**Prompt**
Wherever the string "complete" appears in the listing, copy that line.

**Records to process**
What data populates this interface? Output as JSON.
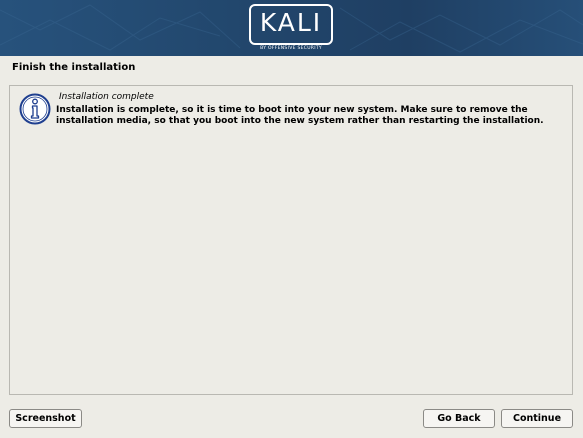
{
  "banner": {
    "logo_text": "KALI",
    "logo_subtext": "BY OFFENSIVE SECURITY"
  },
  "page": {
    "title": "Finish the installation"
  },
  "message": {
    "icon": "info-icon",
    "title": "Installation complete",
    "body": "Installation is complete, so it is time to boot into your new system. Make sure to remove the installation media, so that you boot into the new system rather than restarting the installation."
  },
  "buttons": {
    "screenshot": "Screenshot",
    "go_back": "Go Back",
    "continue": "Continue"
  },
  "colors": {
    "banner": "#22476d",
    "background": "#edece6",
    "info_icon": "#1f3f8f"
  }
}
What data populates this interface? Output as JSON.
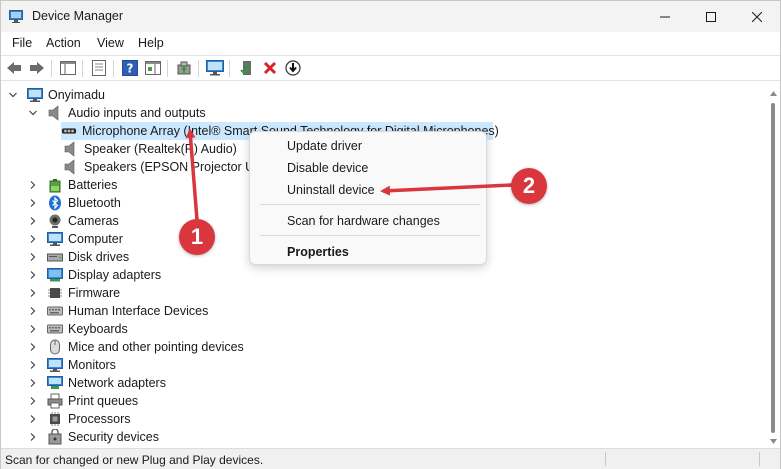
{
  "window": {
    "title": "Device Manager"
  },
  "menu": [
    "File",
    "Action",
    "View",
    "Help"
  ],
  "tree": {
    "root": "Onyimadu",
    "audio_category": "Audio inputs and outputs",
    "audio_children": [
      "Microphone Array (Intel® Smart Sound Technology for Digital Microphones)",
      "Speaker (Realtek(R) Audio)",
      "Speakers (EPSON Projector UD ..."
    ],
    "categories": [
      {
        "label": "Batteries",
        "icon": "battery-icon"
      },
      {
        "label": "Bluetooth",
        "icon": "bluetooth-icon"
      },
      {
        "label": "Cameras",
        "icon": "camera-icon"
      },
      {
        "label": "Computer",
        "icon": "computer-icon"
      },
      {
        "label": "Disk drives",
        "icon": "disk-drive-icon"
      },
      {
        "label": "Display adapters",
        "icon": "display-adapter-icon"
      },
      {
        "label": "Firmware",
        "icon": "firmware-icon"
      },
      {
        "label": "Human Interface Devices",
        "icon": "hid-icon"
      },
      {
        "label": "Keyboards",
        "icon": "keyboard-icon"
      },
      {
        "label": "Mice and other pointing devices",
        "icon": "mouse-icon"
      },
      {
        "label": "Monitors",
        "icon": "monitor-icon"
      },
      {
        "label": "Network adapters",
        "icon": "network-adapter-icon"
      },
      {
        "label": "Print queues",
        "icon": "printer-icon"
      },
      {
        "label": "Processors",
        "icon": "processor-icon"
      },
      {
        "label": "Security devices",
        "icon": "security-device-icon"
      }
    ]
  },
  "context_menu": {
    "update": "Update driver",
    "disable": "Disable device",
    "uninstall": "Uninstall device",
    "scan": "Scan for hardware changes",
    "properties": "Properties"
  },
  "status": {
    "text": "Scan for changed or new Plug and Play devices."
  },
  "annotations": {
    "badge1": "1",
    "badge2": "2",
    "color": "#d9363e"
  },
  "colors": {
    "selection": "#cce8ff",
    "accent": "#0078d4"
  }
}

**Solution to the problem**
    "title": "Installation complete",
    "body": "Installation is complete, so it is time to boot into your new system. Make sure to remove the installation media, so that you boot into the new system rather than restarting the installation."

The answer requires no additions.